By Guest Blogger Bryan Greene, General Deputy Assistant Secretary for the Office of Fair Housing and Equal Opportunity at the U.S. Department of Housing and Urban Development (HUD), Disability Blog, April 24, 2015
I’m Bryan Greene, General Deputy Assistant Secretary for the Office of Fair Housing and Equal Opportunity at the U.S. Department of Housing and Urban Development (HUD). It’s a pleasure to blog again for Disability.gov in honor of Fair Housing Month. This April marks the 47th anniversary of the passage of the federal Fair Housing Act, which prohibits discrimination in housing because of, among other things, a person’s disability.
In this post, I would like to highlight the issue of housing discrimination against deaf individuals, particularly the discriminatory treatment that prospective tenants who are deaf may experience when they contact housing providers. Deaf individuals who rely on assistive services, such as the Internet Protocol (IP) Relay system to conduct telephone calls, may experience less favorable treatment than non-deaf individuals. Some housing providers may refuse to discuss available units with deaf individuals, or may quote them higher prices or other inferior terms. If proven, such treatment of deaf individuals may violate the Fair Housing Act.
Recently, some of HUD’s fair housing partners have pursued cases involving allegations of discrimination against deaf prospective tenants. These groups alleged that testing they conducted revealed discrimination.
Testing is a way to compare the treatment of similar individuals who only differ on one characteristic, such as disability. It is one of the techniques used to investigate housing discrimination. Often, testing uses individuals posing as prospective tenants to find out if a housing provider will treat them differently. For example, two testers – one with and one without a disability – might contact the housing provider about the same unit in a similar time period. The testers would present themselves as being equally qualified to rent the unit. If, for instance, the housing provider tells the tester with a disability that the unit is not available, while offering to show the unit to the tester without a disability five minutes later, this could be evidence of discrimination. While an individual might suspect differential treatment, it can be difficult to prove. Thus, testing is an important investigative tool.
Last month, Access Living, a disability rights organization, sued several housing providers in Chicago, alleging that they discriminated against deaf individuals seeking apartments. Access Living conducted tests that allegedly showed housing providers “abruptly hanging up on the [deaf] tester, refusing to provide information, not returning phone calls, and/or providing different pricing information than was provided to the non-deaf tester.” In one lawsuit, Access Living alleged that a housing provider responded to a deaf tester by stating that none of the apartments were “handicapped safe.” Access Living, which receives a HUD Fair Housing Initiatives Program grant, conducted these tests with HUD funding.
Similar allegations have been made in other cases. Over the past year, the National Fair Housing Alliance (NFHA) and the National Association of the Deaf (NAD) reached nine settlements resolving allegations that housing providers in multiple states treated deaf testers using IP Relay less favorably than non-deaf testers when they inquired about renting an apartment.
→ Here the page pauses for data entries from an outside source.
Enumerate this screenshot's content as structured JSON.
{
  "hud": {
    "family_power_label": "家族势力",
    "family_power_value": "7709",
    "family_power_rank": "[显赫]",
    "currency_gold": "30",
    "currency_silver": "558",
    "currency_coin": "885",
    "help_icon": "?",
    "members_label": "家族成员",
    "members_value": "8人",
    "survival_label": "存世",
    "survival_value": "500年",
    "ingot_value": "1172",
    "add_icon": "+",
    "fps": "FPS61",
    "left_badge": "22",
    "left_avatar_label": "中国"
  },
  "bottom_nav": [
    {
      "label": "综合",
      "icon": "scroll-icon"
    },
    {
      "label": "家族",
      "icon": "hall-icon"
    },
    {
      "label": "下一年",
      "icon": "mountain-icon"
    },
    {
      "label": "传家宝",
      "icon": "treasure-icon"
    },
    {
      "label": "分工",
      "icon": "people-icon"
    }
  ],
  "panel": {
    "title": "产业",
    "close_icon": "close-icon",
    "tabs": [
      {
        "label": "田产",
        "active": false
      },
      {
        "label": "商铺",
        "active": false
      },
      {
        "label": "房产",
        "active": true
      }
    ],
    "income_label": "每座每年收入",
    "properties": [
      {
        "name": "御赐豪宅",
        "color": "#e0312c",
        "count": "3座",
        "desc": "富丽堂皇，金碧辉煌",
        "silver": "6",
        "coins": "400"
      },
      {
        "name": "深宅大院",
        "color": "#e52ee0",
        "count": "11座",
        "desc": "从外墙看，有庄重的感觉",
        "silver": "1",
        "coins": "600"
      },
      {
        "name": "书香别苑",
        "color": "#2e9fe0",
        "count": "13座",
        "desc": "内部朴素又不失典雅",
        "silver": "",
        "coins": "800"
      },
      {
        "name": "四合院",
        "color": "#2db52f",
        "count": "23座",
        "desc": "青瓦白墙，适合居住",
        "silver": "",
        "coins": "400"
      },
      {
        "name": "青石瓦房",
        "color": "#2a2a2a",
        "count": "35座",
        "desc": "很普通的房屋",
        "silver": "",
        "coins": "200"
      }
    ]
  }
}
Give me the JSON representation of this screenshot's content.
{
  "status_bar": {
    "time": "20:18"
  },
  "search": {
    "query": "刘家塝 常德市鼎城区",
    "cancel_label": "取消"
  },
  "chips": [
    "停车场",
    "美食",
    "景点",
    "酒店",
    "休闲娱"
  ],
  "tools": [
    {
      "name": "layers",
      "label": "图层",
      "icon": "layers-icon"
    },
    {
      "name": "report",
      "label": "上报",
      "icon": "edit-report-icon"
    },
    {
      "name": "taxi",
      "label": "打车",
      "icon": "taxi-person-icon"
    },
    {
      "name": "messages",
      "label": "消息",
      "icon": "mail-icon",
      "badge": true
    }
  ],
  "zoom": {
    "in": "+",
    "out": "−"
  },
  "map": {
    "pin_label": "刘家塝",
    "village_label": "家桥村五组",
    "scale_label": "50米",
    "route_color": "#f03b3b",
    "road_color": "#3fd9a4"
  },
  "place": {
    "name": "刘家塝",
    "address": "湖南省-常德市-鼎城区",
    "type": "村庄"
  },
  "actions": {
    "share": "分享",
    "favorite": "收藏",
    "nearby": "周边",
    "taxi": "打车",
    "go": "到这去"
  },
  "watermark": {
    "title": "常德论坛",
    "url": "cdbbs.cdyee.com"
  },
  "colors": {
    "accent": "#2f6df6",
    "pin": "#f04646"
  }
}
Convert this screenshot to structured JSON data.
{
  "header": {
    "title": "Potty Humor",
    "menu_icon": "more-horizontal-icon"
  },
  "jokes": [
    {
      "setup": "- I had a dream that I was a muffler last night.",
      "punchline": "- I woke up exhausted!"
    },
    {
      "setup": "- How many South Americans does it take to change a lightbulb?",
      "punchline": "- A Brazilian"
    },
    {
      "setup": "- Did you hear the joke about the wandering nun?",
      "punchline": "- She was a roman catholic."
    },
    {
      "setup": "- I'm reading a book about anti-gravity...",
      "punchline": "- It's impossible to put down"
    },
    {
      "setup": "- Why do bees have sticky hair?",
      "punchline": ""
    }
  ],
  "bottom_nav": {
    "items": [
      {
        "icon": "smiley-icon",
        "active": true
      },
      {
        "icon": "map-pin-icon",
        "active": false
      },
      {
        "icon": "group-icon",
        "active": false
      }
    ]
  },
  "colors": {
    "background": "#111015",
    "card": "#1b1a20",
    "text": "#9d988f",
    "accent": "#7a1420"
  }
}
NFHA and NAD obtained $277,000 in the nine settlements. These complaints were filed with HUD, and while they were settled prior to investigation, HUD staff assisted with obtaining a resolution.
Finding the right place to live can be a challenge when one has a disability. HUD and our fair housing partners are committed to ensuring that individuals with disabilities do not face unlawful barriers.
Persons who believe they have experienced discrimination may file a complaint by contacting HUD’s Office of Fair Housing and Equal Opportunity at (800) 669-9777 (voice) or (800) 927-9275 (TTY). Housing discrimination complaints may also be filed at www.hud.gov/fairhousing or by downloading HUD’s free housing discrimination mobile application, which can be accessed through Apple devices, such as the iPhone, iPad and iPod Touch.
Mr. Bryan Greene has devoted his professional career to fighting housing discrimination. From his start as a fair housing investigator in the Boston Regional Office of the U.S. Department of Housing and Urban Development to his current position as the General Deputy Assistant Secretary for Fair Housing and Equal Opportunity, Mr. Greene has always worked to promote diverse, inclusive communities. Mr. Greene oversees the policy direction and operational management of HUD’s 580-person Office of Fair Housing and Equal Opportunity. Under his leadership, HUD has pursued large-scale high-profile cases that address systemic discrimination and provide widespread relief. Mr. Greene was the 2007 recipient of the Presidential Rank Award, the highest federal honor bestowed upon federal senior executives for outstanding service. Mr. Greene earned his degree in Government from Harvard University.